It’s time to start paying attention to martial arts movies again. We’re not quite out of the desert through which we’ve been wandering, but there’s definitely an oasis on the horizon. Long years of Hong Kong turning its back on the genre, or making movies so bad that you wish it’d turned its back, might finally be over. The new school that Hong Kong forgot to train to take over when guys like Jackie Chan and Sammo Hung got too old seems to finally be graduating, thanks largely to the potentially vast pool of talent in mainland China being opened to fim makers who want a little more authenticity in their action stars. It was slow going. For years after the handover of Hong Kong by the Brits back to China, the behemoth and the city-state were like two people on an awkward first date, trying to figure one another out, making stuttering attempts at small talk. Then came Zhang Yimou’s Hero, which mixed up Chinese and Hong Kong casts and crews and took over the world. Slowly, the two partners got more and more comfortable with each other. And by 2008 or so, they were ready to consummate the union, so to speak.
I tried real hard, Circadian Rhythm. I tried real hard to like, then tolerate, then at the very least, appreciate on some level what you were doing. But in the end, I just couldn’t pull it off. There just wasn’t any salvaging this date, and although you were cute and I liked your glasses and haircut, and I respected that you were trying to be sort of weird and different, I don’t think we should have a second date. Circadian Rhythm, in case you haven’t heard about it, is…well, almost a total mystery. It’s not surprising if you’ve never heard of it. Despite starring a number of people who went on to healthy careers in television, and despite the fact that the internet will write in depth about almost anything no matter how terrible and low budget, Circadian Rhythm is either almost totally ignored by the types of people who would usually review a movie like Circadian Rhythm, or there are reviews but they’re buried under thousands of search returns for actual medical and biological articles about circadian rhythms, those biological clocks that keep the bulk of society waking up and going to bed at roughly the same time.

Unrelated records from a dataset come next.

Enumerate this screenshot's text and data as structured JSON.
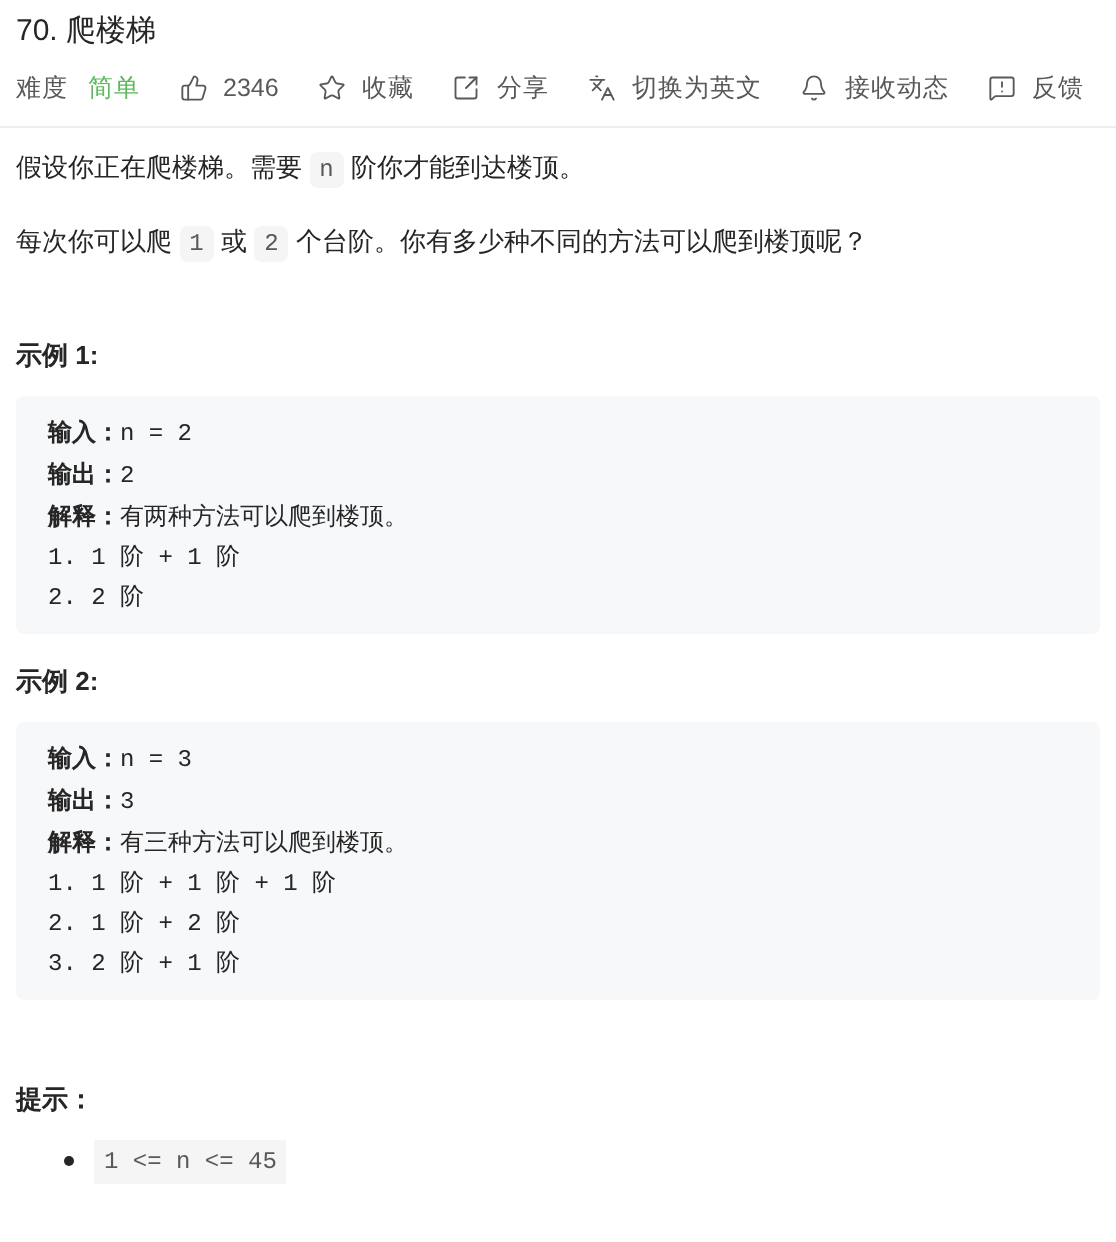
{
  "title": "70. 爬楼梯",
  "meta": {
    "difficulty_label": "难度",
    "difficulty": "简单"
  },
  "actions": [
    {
      "label": "2346"
    },
    {
      "label": "收藏"
    },
    {
      "label": "分享"
    },
    {
      "label": "切换为英文"
    },
    {
      "label": "接收动态"
    },
    {
      "label": "反馈"
    }
  ],
  "description": [
    [
      {
        "kind": "text",
        "text": "假设你正在爬楼梯。需要 "
      },
      {
        "kind": "code",
        "text": "n"
      },
      {
        "kind": "text",
        "text": " 阶你才能到达楼顶。"
      }
    ],
    [
      {
        "kind": "text",
        "text": "每次你可以爬 "
      },
      {
        "kind": "code",
        "text": "1"
      },
      {
        "kind": "text",
        "text": " 或 "
      },
      {
        "kind": "code",
        "text": "2"
      },
      {
        "kind": "text",
        "text": " 个台阶。你有多少种不同的方法可以爬到楼顶呢？"
      }
    ]
  ],
  "examples": [
    {
      "heading": "示例 1:",
      "lines": [
        {
          "label": "输入：",
          "value": "n = 2"
        },
        {
          "label": "输出：",
          "value": "2"
        },
        {
          "label": "解释：",
          "value": "有两种方法可以爬到楼顶。"
        },
        {
          "value": "1. 1 阶 + 1 阶"
        },
        {
          "value": "2. 2 阶"
        }
      ]
    },
    {
      "heading": "示例 2:",
      "lines": [
        {
          "label": "输入：",
          "value": "n = 3"
        },
        {
          "label": "输出：",
          "value": "3"
        },
        {
          "label": "解释：",
          "value": "有三种方法可以爬到楼顶。"
        },
        {
          "value": "1. 1 阶 + 1 阶 + 1 阶"
        },
        {
          "value": "2. 1 阶 + 2 阶"
        },
        {
          "value": "3. 2 阶 + 1 阶"
        }
      ]
    }
  ],
  "hints": {
    "heading": "提示：",
    "items": [
      "1 <= n <= 45"
    ]
  }
}
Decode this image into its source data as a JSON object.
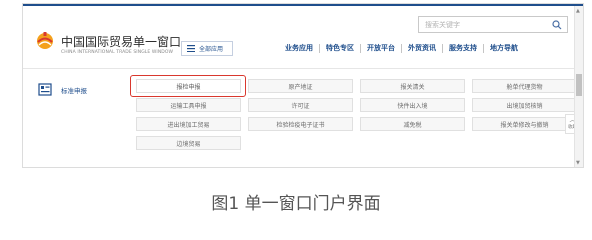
{
  "header": {
    "search_placeholder": "搜索关键字",
    "brand_cn": "中国国际贸易单一窗口",
    "brand_en": "CHINA INTERNATIONAL TRADE SINGLE WINDOW",
    "all_apps_label": "全部应用",
    "nav": [
      "业务应用",
      "特色专区",
      "开放平台",
      "外贸资讯",
      "服务支持",
      "地方导航"
    ]
  },
  "category": {
    "label": "标准申报",
    "items": [
      "报检申报",
      "原产地证",
      "报关清关",
      "舱单代理货物",
      "运输工具申报",
      "许可证",
      "快件出入境",
      "出境加贸核销",
      "进出境加工贸易",
      "检验检疫电子证书",
      "减免税",
      "报关单修改与撤销",
      "边境贸易"
    ],
    "active_index": 0
  },
  "collapse_label": "收起",
  "caption": "图1  单一窗口门户界面",
  "colors": {
    "brand_blue": "#1f4e8c",
    "highlight_red": "#d9382e"
  }
}
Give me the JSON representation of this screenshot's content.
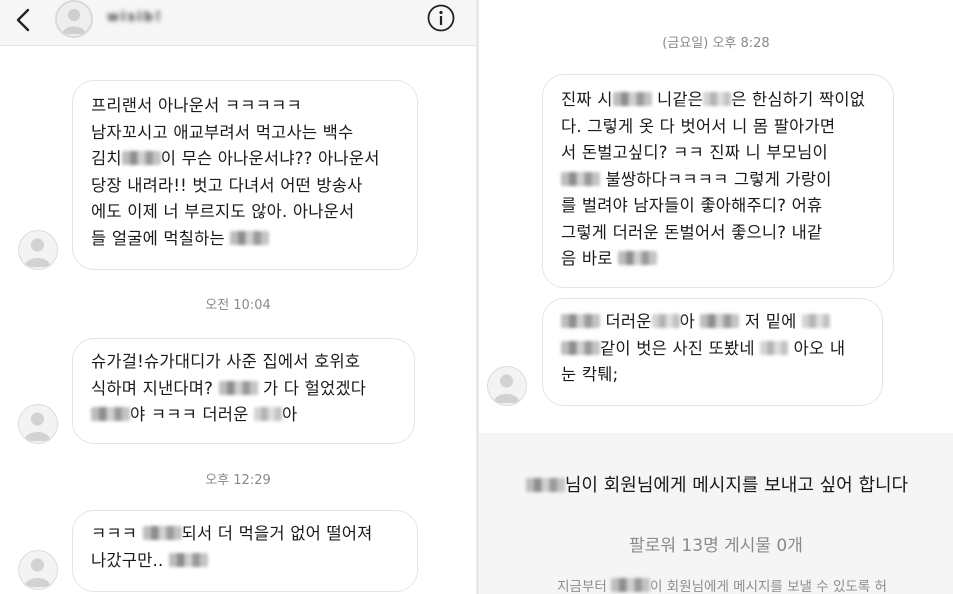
{
  "left_panel": {
    "header": {
      "back_icon": "chevron-left-icon",
      "username": "wisib!",
      "info_icon": "info-circle-icon"
    },
    "messages": [
      {
        "lines": [
          "프리랜서 아나운서 ㅋㅋㅋㅋㅋ",
          "남자꼬시고 애교부려서 먹고사는 백수",
          "김치░이 무슨 아나운서냐?? 아나운서",
          "당장 내려라!! 벗고 다녀서 어떤 방송사",
          "에도 이제 너 부르지도 않아. 아나운서",
          "들 얼굴에 먹칠하는 ░"
        ]
      },
      {
        "lines": [
          "슈가걸!슈가대디가 사준 집에서 호위호",
          "식하며 지낸다며? ░ 가 다 헐었겠다",
          "░야 ㅋㅋㅋ 더러운 ░아"
        ]
      },
      {
        "lines": [
          "ㅋㅋㅋ ░되서 더 먹을거 없어 떨어져",
          "나갔구만.. ░"
        ]
      }
    ],
    "timestamps": [
      "오전 10:04",
      "오후 12:29"
    ]
  },
  "right_panel": {
    "timestamp": "(금요일) 오후 8:28",
    "messages": [
      {
        "lines": [
          "진짜 시░ 니같은░은 한심하기 짝이없",
          "다. 그렇게 옷 다 벗어서 니 몸 팔아가면",
          "서 돈벌고싶디? ㅋㅋ 진짜 니 부모님이",
          "░ 불쌍하다ㅋㅋㅋㅋ 그렇게 가랑이",
          "를 벌려야 남자들이 좋아해주디? 어휴",
          "그렇게 더러운 돈벌어서 좋으니? 내같",
          "음 바로 ░"
        ]
      },
      {
        "lines": [
          "░ 더러운░아 ░ 저 밑에 ░",
          "░같이 벗은 사진 또봤네 ░ 아오 내",
          "눈 칵퉤;"
        ]
      }
    ],
    "request": {
      "title": "░님이 회원님에게 메시지를 보내고 싶어 합니다",
      "stats": "팔로워 13명 게시물 0개",
      "note": "지금부터 ░이 회원님에게 메시지를 보낼 수 있도록 허"
    }
  },
  "colors": {
    "bubble_border": "#e4e4e4",
    "timestamp": "#8a8a8a",
    "request_background": "#f5f5f5",
    "text": "#1a1a1a"
  }
}
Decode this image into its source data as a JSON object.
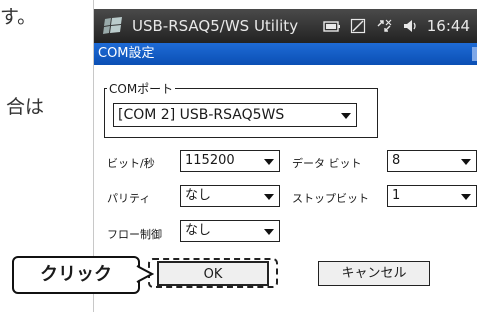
{
  "background": {
    "line1": "す。",
    "line2": "合は"
  },
  "statusbar": {
    "title": "USB-RSAQ5/WS Utility",
    "time": "16:44",
    "icons": [
      "windows-logo-icon",
      "battery-icon",
      "signal-off-icon",
      "connectivity-icon",
      "speaker-icon"
    ]
  },
  "window": {
    "title": "COM設定"
  },
  "com_port": {
    "group_label": "COMポート",
    "selected": "[COM 2] USB-RSAQ5WS"
  },
  "fields": {
    "baud": {
      "label": "ビット/秒",
      "value": "115200"
    },
    "databits": {
      "label": "データ ビット",
      "value": "8"
    },
    "parity": {
      "label": "パリティ",
      "value": "なし"
    },
    "stopbits": {
      "label": "ストップビット",
      "value": "1"
    },
    "flow": {
      "label": "フロー制御",
      "value": "なし"
    }
  },
  "buttons": {
    "ok": "OK",
    "cancel": "キャンセル"
  },
  "callout": {
    "text": "クリック"
  },
  "colors": {
    "titlebar": "#1e6bd6",
    "statusbar": "#2f2f2f"
  }
}
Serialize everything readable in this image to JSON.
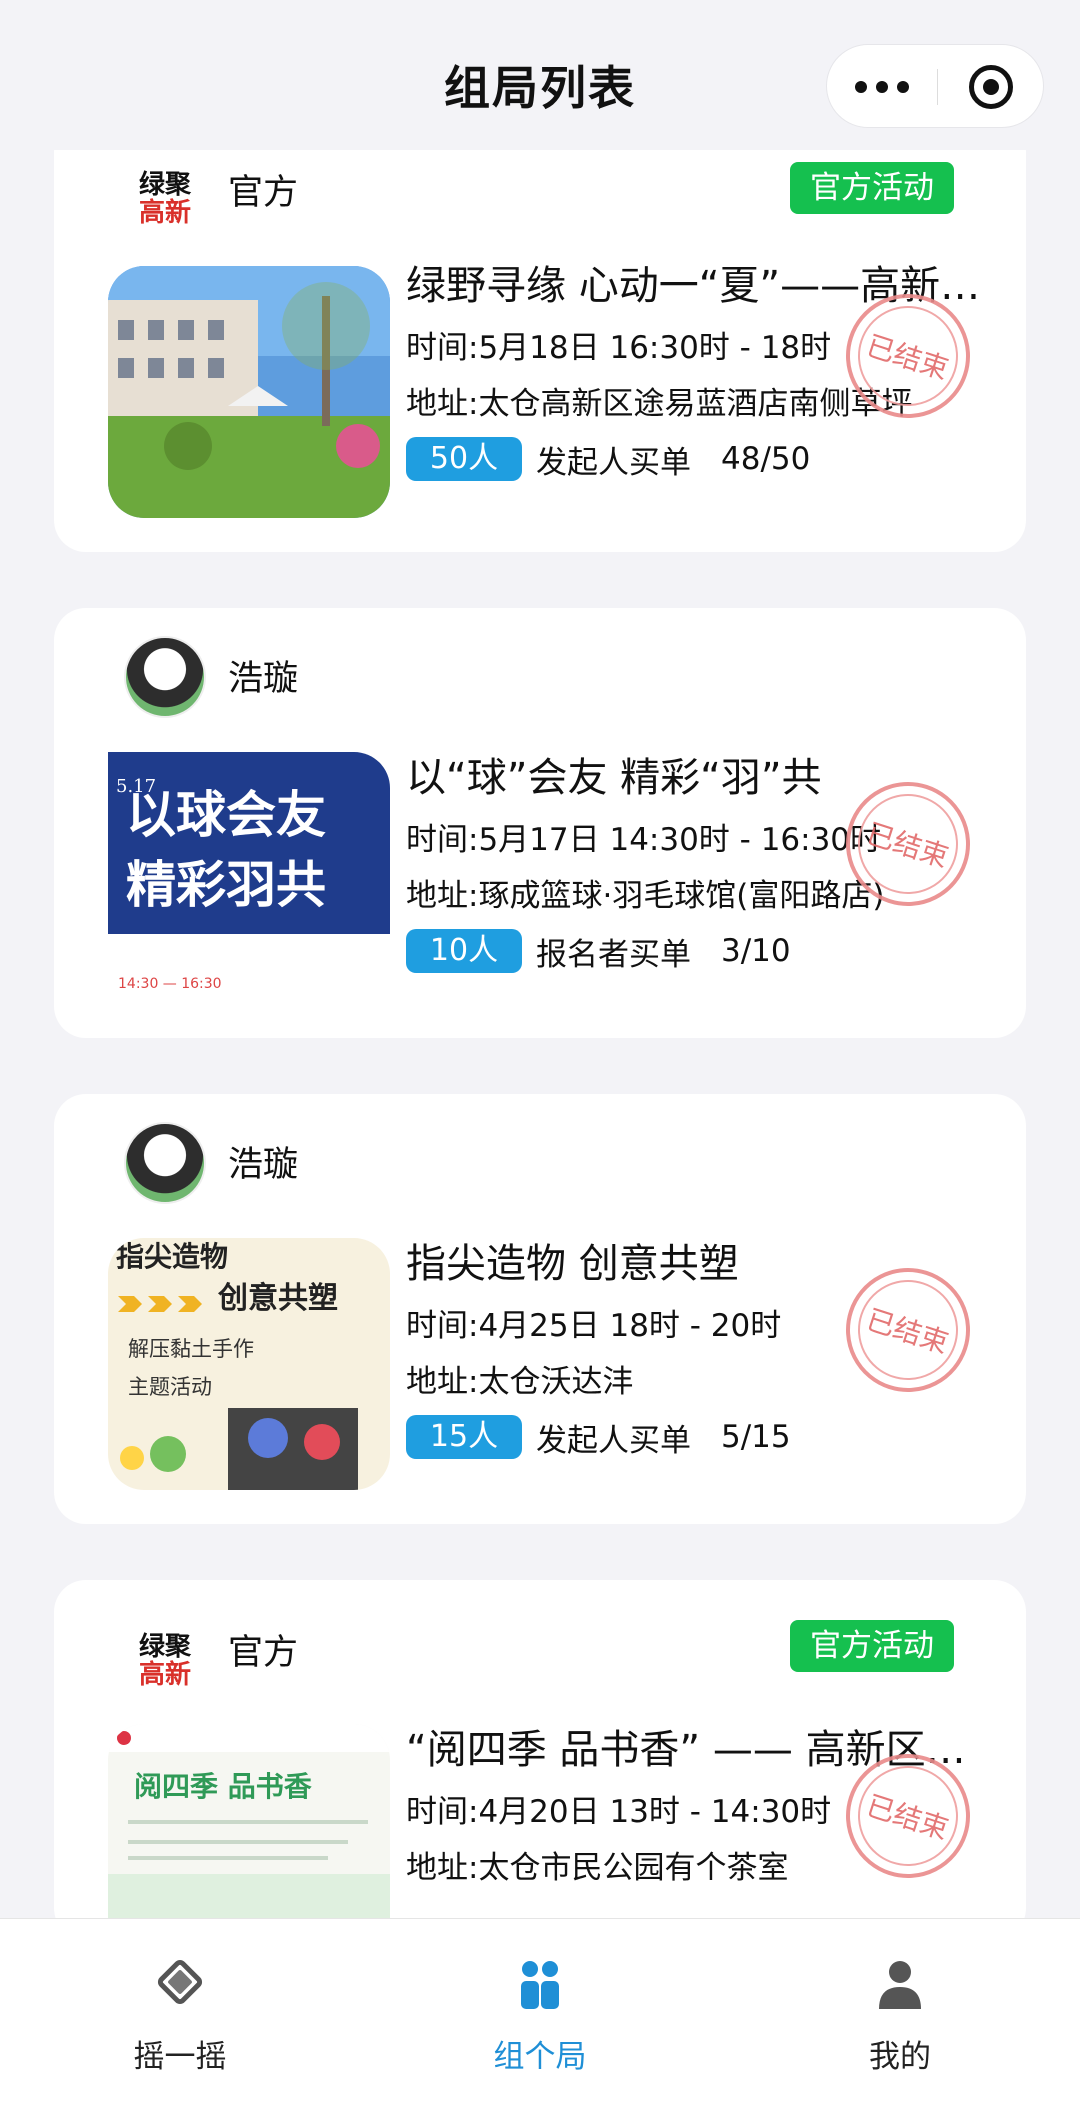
{
  "header": {
    "title": "组局列表"
  },
  "cards": [
    {
      "author": "官方",
      "avatar_text": [
        "绿聚",
        "高新"
      ],
      "official_tag": "官方活动",
      "title": "绿野寻缘 心动一“夏”——高新区青年联谊活动",
      "time": "时间:5月18日 16:30时 - 18时",
      "address": "地址:太仓高新区途易蓝酒店南侧草坪",
      "count": "50人",
      "payer": "发起人买单",
      "progress": "48/50",
      "status": "已结束"
    },
    {
      "author": "浩璇",
      "title": "以“球”会友 精彩“羽”共",
      "time": "时间:5月17日 14:30时 - 16:30时",
      "address": "地址:琢成篮球·羽毛球馆(富阳路店)",
      "count": "10人",
      "payer": "报名者买单",
      "progress": "3/10",
      "status": "已结束",
      "thumb_text": [
        "以球会友",
        "精彩羽共",
        "5.17",
        "14:30 — 16:30"
      ]
    },
    {
      "author": "浩璇",
      "title": "指尖造物 创意共塑",
      "time": "时间:4月25日 18时 - 20时",
      "address": "地址:太仓沃达沣",
      "count": "15人",
      "payer": "发起人买单",
      "progress": "5/15",
      "status": "已结束",
      "thumb_text": [
        "指尖造物",
        "创意共塑",
        "解压黏土手作",
        "主题活动"
      ]
    },
    {
      "author": "官方",
      "avatar_text": [
        "绿聚",
        "高新"
      ],
      "official_tag": "官方活动",
      "title": "“阅四季 品书香” —— 高新区读书分享会",
      "time": "时间:4月20日 13时 - 14:30时",
      "address": "地址:太仓市民公园有个茶室",
      "status": "已结束",
      "thumb_text": [
        "阅四季 品书香"
      ]
    }
  ],
  "tabs": [
    {
      "label": "摇一摇",
      "icon": "shake-icon"
    },
    {
      "label": "组个局",
      "icon": "group-icon"
    },
    {
      "label": "我的",
      "icon": "profile-icon"
    }
  ],
  "colors": {
    "accent": "#1f8fd6",
    "badge": "#1f9ee0",
    "official": "#15c04f",
    "stamp": "#e26a6a"
  }
}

If Neon City is an example of American-made post-apocalyptic science fiction that strives for a more realistic, bleaker tone than is usually seen in Road Warrior rip-offs, then Cherry 2000 is a very interesting companion piece that comes from the opposite end of the spectrum. It envisions a future not terribly different from the one in Neon City — in which some manner of apocalyptic disaster has left large swathes of the United States lawless and scoured, while pockets of urban civilization seem to chug along despite the blight surrounding them — but where Neon City is an exercise in bleakness and some cursory attempt at realism, Cherry 2000 gleefully embraces all the excess, quirks, and questionable art and design decisions that embodied the 1980s, resulting in a film that comes across sort of like a post-apocalypse film as imagined by Patrick Nagel.